Photo: Reuters

REUTERS

Photo: Reuters

The revocation of Irish citizenship is a rare occurrence.

Should it occur to Ali Charaf Damache, he will be just the sixth person it has ever happened to. According to the Department of Justice, there have been five revocations in the past. All of these have been since 2015.

In each of these cases, certificates of naturalisation were revoked under Section 19 (1)(a) of the Irish Nationality and Citizenship Act 1956. This allows the Justice Minister to revoke a certificate if he is satisfied it was procured by fraud, misrepresentation or concealment of material facts or circumstances.

Section 19 (1)(b) of the act is being cited in Damache's case. This allows for a certificate to be revoked where the person is shown to have failed in his duty of loyalty and fidelity to the State. It is argued he failed in his duty by committing a terrorist offence.

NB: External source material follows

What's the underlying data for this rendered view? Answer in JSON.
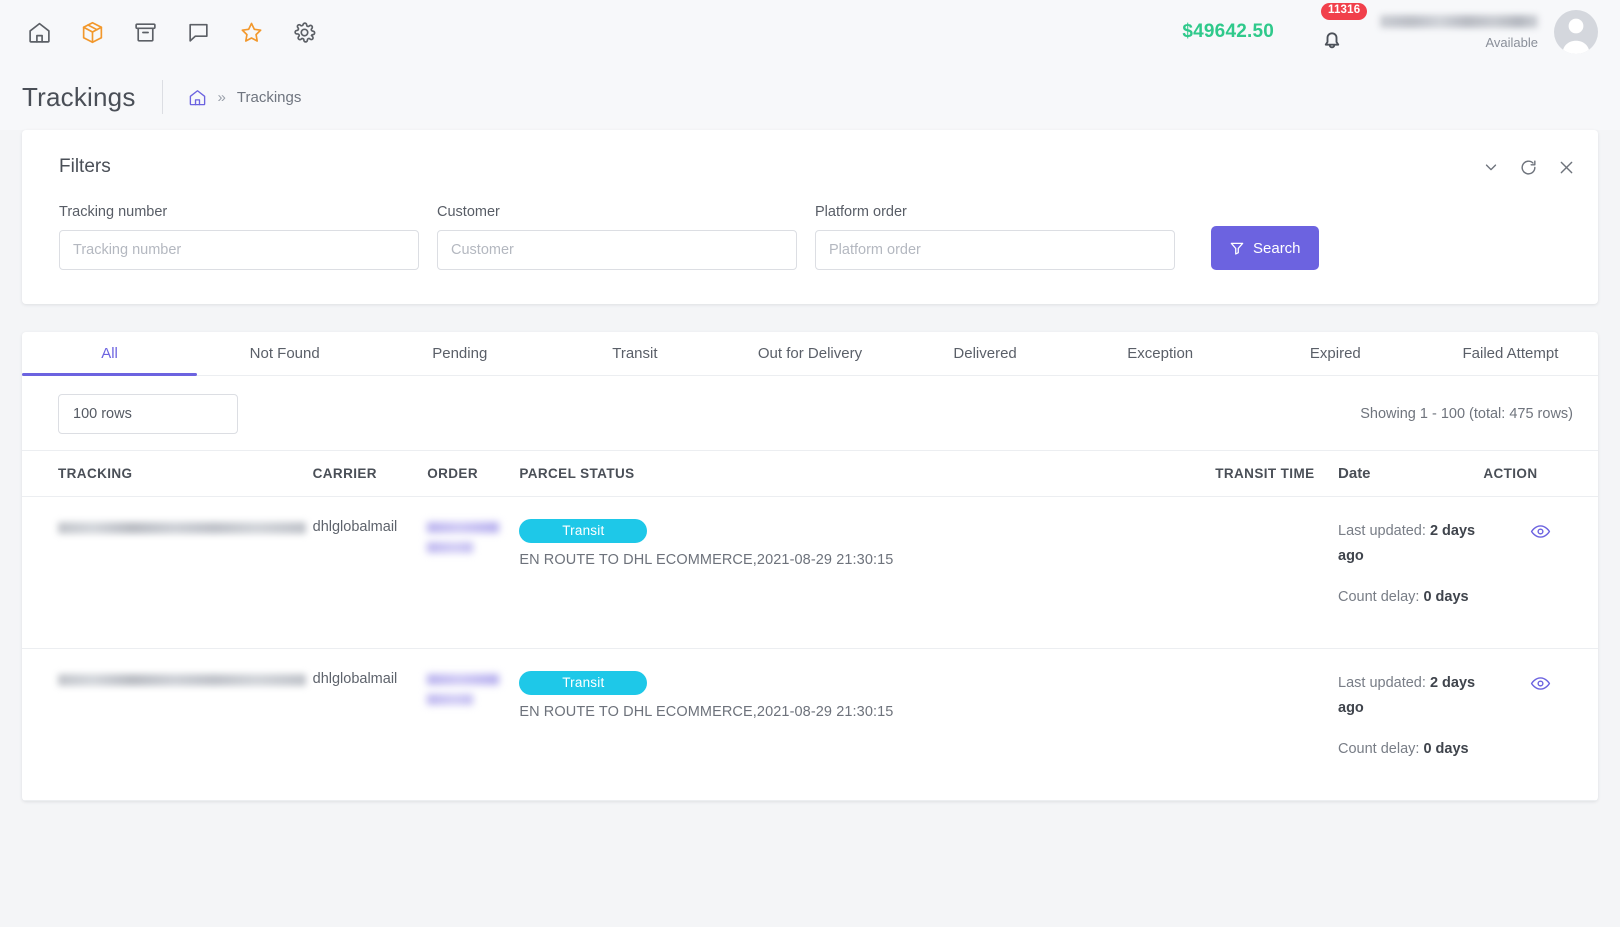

The issue has come to the fore in recent weeks following calls for Belarusian-born suspected Isis terrorist Alexandr Bekmirzaev to be stripped of his Irish citizenship since his capture in Syria.

Other sections of the act allow for the revoking of citizenship where the person is at war with Ireland or has by any voluntary act, other than marriage or civil partnership, acquired another citizenship.

Where the person involved disagrees with the decision, the law allows for the issue to be referred to a committee of inquiry for a recommendation.

Irish Independent